This means that if you make a script that does something that only you personally will get anything out of, that's fine, make it as inaccessible as you like, only you will deal with any consequences that arise from that. But if you make something you're going to release to the public, and you don't know a thing about accessibility, don't you dare expect users to do to the work of learning your codebase, and making your thing accessible.
@devinprater This reminds me of a heated FSF thread. FSF says that FOSS need not be accessible at all, which is technically true, but then they also say that all copies of the source code must be distributed w/binaries if binaries are distributed. But then they relaxed that b/c ppl often just want the binaries. So FSF says it’s good enough to distribute a link to the source w/the binaries.
@devinprater And that’s where shit falls apart. The link to the source code may be in some walled garden. And to that FSF says distribution is not a FOSS requirement.
@devinprater So in the end we have accessible binaries floating around with inaccessible source code and inaccessible docs, yet that still gets the “free software” label.
Well, GPL is based on the fact that a user of some software can get the source code and modify it.
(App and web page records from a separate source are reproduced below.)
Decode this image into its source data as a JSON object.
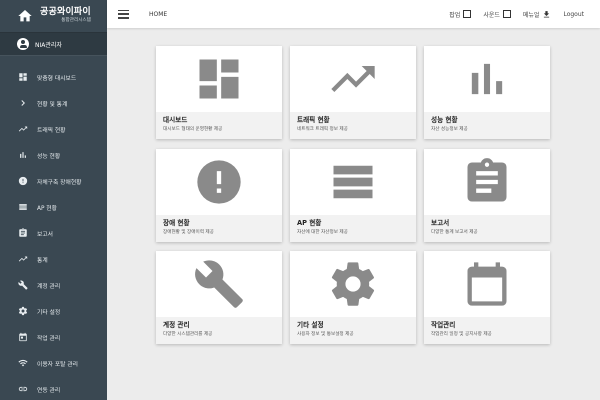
{
  "brand": {
    "title": "공공와이파이",
    "subtitle": "통합관리시스템"
  },
  "user": {
    "name": "NIA관리자"
  },
  "sidebar": {
    "items": [
      {
        "label": "맞춤형 대시보드",
        "icon": "dashboard-icon"
      },
      {
        "label": "현황 및 통계",
        "icon": "chevron-right-icon"
      },
      {
        "label": "트래픽 현황",
        "icon": "trend-icon"
      },
      {
        "label": "성능 현황",
        "icon": "bar-chart-icon"
      },
      {
        "label": "자체구축 장애현황",
        "icon": "alert-icon"
      },
      {
        "label": "AP 현황",
        "icon": "list-icon"
      },
      {
        "label": "보고서",
        "icon": "clipboard-icon"
      },
      {
        "label": "통계",
        "icon": "trend-icon"
      },
      {
        "label": "계정 관리",
        "icon": "wrench-icon"
      },
      {
        "label": "기타 설정",
        "icon": "gear-icon"
      },
      {
        "label": "작업 관리",
        "icon": "calendar-icon"
      },
      {
        "label": "이용자 포탈 관리",
        "icon": "wifi-icon"
      },
      {
        "label": "연동 관리",
        "icon": "link-icon"
      }
    ]
  },
  "topbar": {
    "breadcrumb": "HOME",
    "popup_label": "팝업",
    "sound_label": "사운드",
    "manual_label": "메뉴얼",
    "logout_label": "Logout"
  },
  "cards": [
    {
      "title": "대시보드",
      "desc": "대시보드 형태의 운영현황 제공",
      "icon": "dashboard-icon"
    },
    {
      "title": "트래픽 현황",
      "desc": "네트워크 트래픽 정보 제공",
      "icon": "trend-icon"
    },
    {
      "title": "성능 현황",
      "desc": "자산 성능정보 제공",
      "icon": "bar-chart-icon"
    },
    {
      "title": "장애 현황",
      "desc": "장애현황 및 장애이력 제공",
      "icon": "alert-icon"
    },
    {
      "title": "AP 현황",
      "desc": "자산에 대한 자산정보 제공",
      "icon": "list-icon"
    },
    {
      "title": "보고서",
      "desc": "다양한 통계 보고서 제공",
      "icon": "clipboard-icon"
    },
    {
      "title": "계정 관리",
      "desc": "다양한 시스템관리를 제공",
      "icon": "wrench-icon"
    },
    {
      "title": "기타 설정",
      "desc": "사용자 정보 및 통보설정 제공",
      "icon": "gear-icon"
    },
    {
      "title": "작업관리",
      "desc": "작업관리 일정 및 공지사항 제공",
      "icon": "calendar-icon"
    }
  ],
  "colors": {
    "sidebar": "#3a4852",
    "icon_gray": "#8a8a8a",
    "background": "#ececec"
  }
}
GPL does NOT require that one distribute the source code to anyone but the user.
GPL does NOT require that the software is free of charge for a user. I can make GPL code for a large enterprise to use it for their internal use, charge for it and not give it to the public.
Herein lies all the complications regarding accessibility, morally vs legally.
A home where one can be themselves.